This more scalable way to work reduces errors and manual labour, eliminates the possibility of misunderstandings and ensures that projects are completed on time and under budget in the most optimal way.
Connected construction jobsites
At nearly every construction site, information typically goes through the construction supervisor, who needs the right information at the right time about materials, equipment and people to create accurate project forecasts and maintain safety protocols.
Daily reports, in particular, are critical for determining what happened on-site on any given day and what needs to be done next. In the past, this knowledge meant dozens of one-on-one conversations and a mobile trailer filled with paper documents.

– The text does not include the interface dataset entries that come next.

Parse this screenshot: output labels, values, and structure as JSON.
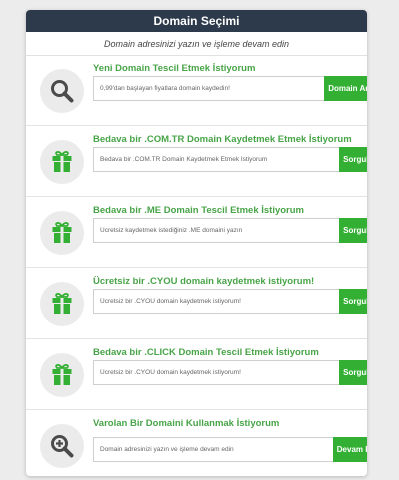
{
  "header": {
    "title": "Domain Seçimi"
  },
  "subtitle": "Domain adresinizi yazın ve işleme devam edin",
  "options": [
    {
      "title": "Yeni Domain Tescil Etmek İstiyorum",
      "placeholder": "0,99'dan başlayan fiyatlara domain kaydedin!",
      "button": "Domain Ara",
      "icon": "search-icon"
    },
    {
      "title": "Bedava bir .COM.TR Domain Kaydetmek Etmek İstiyorum",
      "placeholder": "Bedava bir .COM.TR Domain Kaydetmek Etmek İstiyorum",
      "button": "Sorgula",
      "icon": "gift-icon"
    },
    {
      "title": "Bedava bir .ME Domain Tescil Etmek İstiyorum",
      "placeholder": "Ücretsiz kaydetmek istediğiniz .ME domaini yazın",
      "button": "Sorgula",
      "icon": "gift-icon"
    },
    {
      "title": "Ücretsiz bir .CYOU domain kaydetmek istiyorum!",
      "placeholder": "Ücretsiz bir .CYOU domain kaydetmek istiyorum!",
      "button": "Sorgula",
      "icon": "gift-icon"
    },
    {
      "title": "Bedava bir .CLICK Domain Tescil Etmek İstiyorum",
      "placeholder": "Ücretsiz bir .CYOU domain kaydetmek istiyorum!",
      "button": "Sorgula",
      "icon": "gift-icon"
    },
    {
      "title": "Varolan Bir Domaini Kullanmak İstiyorum",
      "placeholder": "Domain adresinizi yazın ve işleme devam edin",
      "button": "Devam Et",
      "icon": "zoom-in-icon"
    }
  ],
  "colors": {
    "header_bg": "#2d3a4b",
    "accent_green": "#33b033",
    "title_green": "#48a448",
    "icon_dark": "#4a4a4a"
  }
}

Disputes were resolved by gathering key stakeholders – putting operations on hold while a solution was manually ironed out. According to the Arcadis 2022 Global Construction Disputes Report, increasing complexity on the jobsite has made the average time taken to resolve disputes to increase significantly over the past two years.
Moving these manual, paper-based processes to digital applications solves these challenges by making critical information available in a single, searchable database that is accessible to all stakeholders. Data can be captured by smartphones carried by nearly everyone on site, ensuring that all information, even the seemingly mundane, is captured. These construction management applications make it easy to access, manage and georeference progress reports, photos, videos, models and files in seconds.
This digital documentation can serve as an audit trail, proving that materials were delivered on time, work was completed to schedule and other contractual obligations were met. These digital construction solutions allow supervisors to bring the office with them into the field with all the applications and information they need to keep projects moving on time and under budget with minimal disruptions.
For example, a project to build a series of interchanges on the busy M42 motorway in the United Kingdom required construction components to be built in a nearby field to avoid disrupting residents and travellers. Skanska, one of the largest construction companies in the world, built an extensive 4D model of the site to better orchestrate the comings and goings of hundreds of contractors, workmen and delivery teams.
Virtual construction rehearsals were held to ensure the two spans could be moved into place by huge cranes in a single weekend. Digital simulations of the operation modelled exactly how the move should take place, which contractors and teams could work together, and where disruptions were likely to occur.
Project managers rehearsed the orchestrated events multiple times with a digital twin to identify potential bottlenecks and ensure the move would occur with minimal issues. It also allowed Skanska to create an hour-by-hour sequence of events that was visual and realistic, allowing engineers to communicate with stakeholders and the public in real-time. As a result of this real-time worksite coordination, the two spans were moved into place over the M42 in a single weekend, minimising disruption to residents and travellers.
Rising stakes in a smarter world
The construction industry strives to make the world smarter, scalable, more sustainable and more equitable, but systemic challenges are making it hard to meet expectations and deliver projects on time and under budget.
Digital construction management gives construction firms fingertip access to the capabilities and information that they need to improve productivity, enhance collaboration, orchestrate complex workflows and do more with less. The world is watching and the industry cannot afford to lag in its digital transformation. The stakes are too high.